1. Create a Budget
The first step in financial planning for freelancers is to create a budget. This will help you understand your income and expenses, and allow you to make informed decisions about your spending habits. Start by tracking your income and categorizing your expenses into fixed (rent, utilities) and variable (groceries, entertainment) costs.
Once you have a clear picture of your finances, set realistic goals for saving and spending. Allocate a portion of your income for taxes, emergency fund, retirement savings, and business expenses. Remember to review and adjust your budget regularly as your income and expenses may fluctuate.
2. Separate Personal and Business Finances
One common mistake freelancers make is mixing personal and business finances. This can make it difficult to track your income and expenses accurately, and can lead to tax complications. Open a separate bank account for your business and use it exclusively for your freelance income and expenses.
Having a dedicated business account will not only simplify your financial record-keeping but also provide a clear distinction between your personal and business finances. This will make it easier to calculate your business expenses and claim deductions when filing your taxes.
3. Build an Emergency Fund
As a freelancer, your income can be unpredictable. It’s crucial to have an emergency fund to fall back on during lean months or unexpected expenses. Aim to save at least three to six months’ worth of living expenses in a separate savings account.
Having an emergency fund will provide you with peace of mind and protect you from financial hardships. Treat it as a non-negotiable expense and contribute to it regularly, even if it’s a small amount. Remember, it’s better to be prepared for the unexpected than to be caught off guard.
4. Plan for Taxes
Freelancers are responsible for paying their own taxes, including income tax and self-employment tax. It’s essential to set aside a portion of your income for taxes throughout the year, rather than being hit with a large tax bill at the end.
Consult with a tax professional or use accounting software to estimate your tax liability and make quarterly tax payments. Keeping accurate records of your income and expenses will make it easier to file your taxes and claim deductions.

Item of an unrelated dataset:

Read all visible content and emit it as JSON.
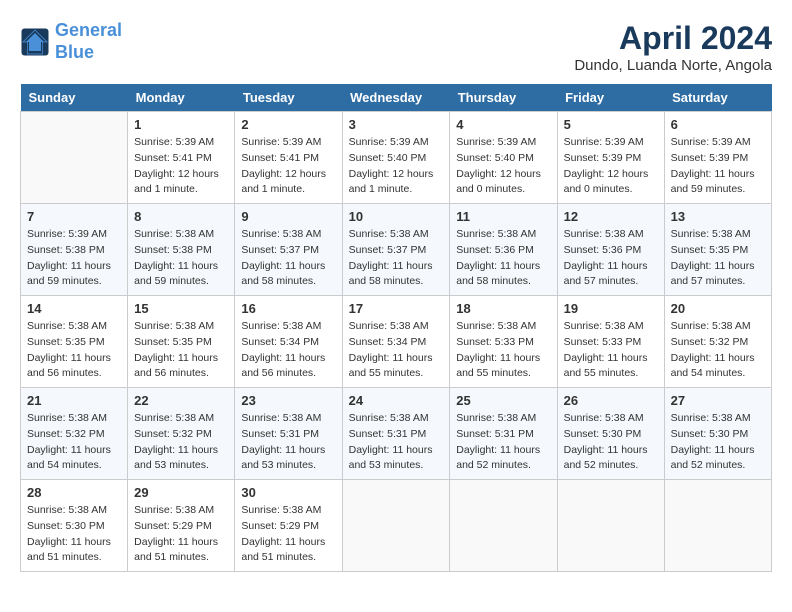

5. Save for Retirement
As a freelancer, you don’t have access to an employer-sponsored retirement plan like a 401(k). However, that doesn’t mean you should neglect saving for retirement. Look into individual retirement accounts (IRAs) or other retirement savings options available to self-employed individuals.
Start contributing to a retirement account as early as possible to take advantage of compound interest. Even small contributions can add up over time and provide you with a comfortable retirement.
6. Get Insurance Coverage
While freelancing offers flexibility, it also means you don’t have the safety net of employer-provided benefits. It’s crucial to have insurance coverage to protect yourself and your business. Consider obtaining health insurance, disability insurance, and liability insurance to safeguard against unexpected events.
Research different insurance options and choose the ones that best suit your needs and budget. Insurance may seem like an additional expense, but it can save you from significant financial burdens in the long run.
7. Diversify Your Income
Relying solely on one client or one source of income can be risky for freelancers. It’s important to diversify your income streams to reduce dependence on a single source. Look for opportunities to expand your client base, offer additional services, or explore passive income streams.
Diversifying your income not only provides financial stability but also opens up new opportunities for growth and professional development.
Financial planning is essential for freelancers to navigate the unique challenges that come with freelancing. By creating a budget, separating personal and business finances, building an emergency fund, planning for taxes, saving for retirement, getting insurance coverage, and diversifying your income, you can set yourself up for a secure and prosperous future as a freelancer.